What needs to be done |
The lines below that include the word "color" are to be reported.

Segment Start: Task inputs

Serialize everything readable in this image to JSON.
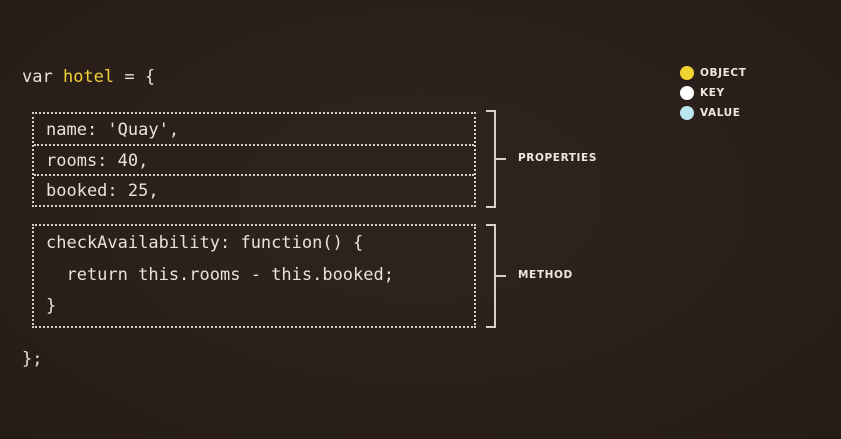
{
  "code": {
    "open_prefix": "var ",
    "object_name": "hotel",
    "open_suffix": " = {",
    "properties": [
      "name: 'Quay',",
      "rooms: 40,",
      "booked: 25,"
    ],
    "method": [
      "checkAvailability: function() {",
      "  return this.rooms - this.booked;",
      "}"
    ],
    "close": "};"
  },
  "callouts": {
    "properties": "PROPERTIES",
    "method": "METHOD"
  },
  "legend": [
    {
      "label": "OBJECT",
      "color": "#f2d233"
    },
    {
      "label": "KEY",
      "color": "#ffffff"
    },
    {
      "label": "VALUE",
      "color": "#b9e6f0"
    }
  ]
}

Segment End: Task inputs

Solution for this problem |
      "color": "#f2d233"
      "color": "#ffffff"
      "color": "#b9e6f0"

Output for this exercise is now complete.